Patients with a loud murmur and a history of symptoms such as exercise intolerance, coughing, difficult or labored breathing or fainting (syncope) should be evaluated for the presence of chronic mitral valvular disease. The first step is a visit to your veterinarian for a complete physical examination. Chest x-rays are used to document heart enlargement, and can help diagnose congestion and even fluid in the lungs (pulmonary edema) from congestive heart failure. Echocardiography (ultrasound of the heart) is used to verify the cause of the heart murmur, assess for muscle pump function, as well as evaluate for the presence of pulmonary arterial hypertension (high blood pressure in the lungs). Bloodwork may be used to monitor kidney function, which is important in patients taking medications for heart disease.
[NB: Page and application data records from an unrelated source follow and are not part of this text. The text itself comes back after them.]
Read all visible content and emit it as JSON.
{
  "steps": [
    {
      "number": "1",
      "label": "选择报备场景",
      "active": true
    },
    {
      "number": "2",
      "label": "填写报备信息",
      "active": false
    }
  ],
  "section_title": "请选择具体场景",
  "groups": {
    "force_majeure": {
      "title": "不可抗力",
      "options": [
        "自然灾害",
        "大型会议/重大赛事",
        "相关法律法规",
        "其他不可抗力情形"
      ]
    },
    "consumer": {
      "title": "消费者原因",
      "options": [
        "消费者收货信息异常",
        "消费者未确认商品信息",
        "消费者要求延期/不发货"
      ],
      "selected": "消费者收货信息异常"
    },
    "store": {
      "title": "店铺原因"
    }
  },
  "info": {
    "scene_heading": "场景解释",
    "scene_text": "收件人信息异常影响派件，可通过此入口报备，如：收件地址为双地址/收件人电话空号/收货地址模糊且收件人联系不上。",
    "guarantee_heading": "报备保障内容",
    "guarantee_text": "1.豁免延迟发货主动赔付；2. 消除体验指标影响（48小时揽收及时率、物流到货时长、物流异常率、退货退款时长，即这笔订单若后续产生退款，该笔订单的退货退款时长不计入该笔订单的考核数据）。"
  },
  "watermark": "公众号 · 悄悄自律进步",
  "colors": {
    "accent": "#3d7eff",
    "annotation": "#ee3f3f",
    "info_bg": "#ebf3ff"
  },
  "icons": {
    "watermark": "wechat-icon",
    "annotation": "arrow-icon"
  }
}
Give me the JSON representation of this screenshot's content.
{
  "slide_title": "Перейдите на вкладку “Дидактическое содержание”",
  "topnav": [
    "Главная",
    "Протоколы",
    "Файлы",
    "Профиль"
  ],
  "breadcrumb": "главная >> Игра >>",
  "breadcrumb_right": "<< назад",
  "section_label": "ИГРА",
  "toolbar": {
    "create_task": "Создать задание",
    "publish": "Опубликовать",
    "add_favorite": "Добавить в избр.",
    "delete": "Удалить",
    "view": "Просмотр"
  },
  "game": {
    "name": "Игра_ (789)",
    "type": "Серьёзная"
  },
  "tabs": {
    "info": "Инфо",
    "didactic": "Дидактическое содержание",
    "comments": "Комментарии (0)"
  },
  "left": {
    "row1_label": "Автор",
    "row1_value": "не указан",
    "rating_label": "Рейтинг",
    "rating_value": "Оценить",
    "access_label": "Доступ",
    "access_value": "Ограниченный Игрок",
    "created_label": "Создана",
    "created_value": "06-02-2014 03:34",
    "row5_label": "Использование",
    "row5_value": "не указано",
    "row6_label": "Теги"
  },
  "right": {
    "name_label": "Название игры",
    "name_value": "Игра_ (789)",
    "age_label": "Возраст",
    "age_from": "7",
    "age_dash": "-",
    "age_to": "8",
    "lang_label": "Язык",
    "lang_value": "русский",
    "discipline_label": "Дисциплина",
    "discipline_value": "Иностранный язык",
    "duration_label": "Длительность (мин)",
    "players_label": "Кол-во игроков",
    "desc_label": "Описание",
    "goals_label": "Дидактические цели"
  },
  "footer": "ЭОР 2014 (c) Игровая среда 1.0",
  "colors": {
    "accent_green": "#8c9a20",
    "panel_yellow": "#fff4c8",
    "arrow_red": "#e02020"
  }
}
Chest x-rays of a Cavalier King Charles Spaniel with severe mitral valvular disease. The shadow of the heart, termed the cardiac silhouette, is severely enlarged.
Echocardiograph of a dog with severe mitral insufficiency secondary to chronic mitral valvular disease. The bright green color on Doppler to the right represents the high-velocity jet of blood leaking backwards across the valve.

Some dogs may have heart enlargement and be at a relatively high risk for congestive heart failure. The veterinarian may elect to try some medication at that point. Generally, medication for blood pressure control and support of heart muscle pump function is considered. Owners of such dogs should be vigilant in monitoring for any coughing, difficult or labored breathing or exercise intolerance, as these signs may be associated with heart failure, in which case a diuretic will be needed.

Dogs that have clinical disease need medical management for congestive heart failure. Heart failure in dogs is generally managed with diuretics, blood pressure medication and medication to improve heart muscle pump function. It is important to note that the medications help relieve the symptoms of heart failure, but do not affect the progression of heart disease or reverse it in any way. It is not advisable to discontinue medications used to treat congestive heart failure except at the direction of the veterinarian.

Dogs with congestive heart failure secondary to chronic mitral valvular disease can generally be medically managed for anywhere between 9 months-2 years. Patients with concurrent life-limiting problems such as kidney disease or cancer may not do as well. Some patients can live for years following their first episode of heart failure if properly managed. Consultation with a veterinary cardiologist is generally recommended for patients with congestive heart failure.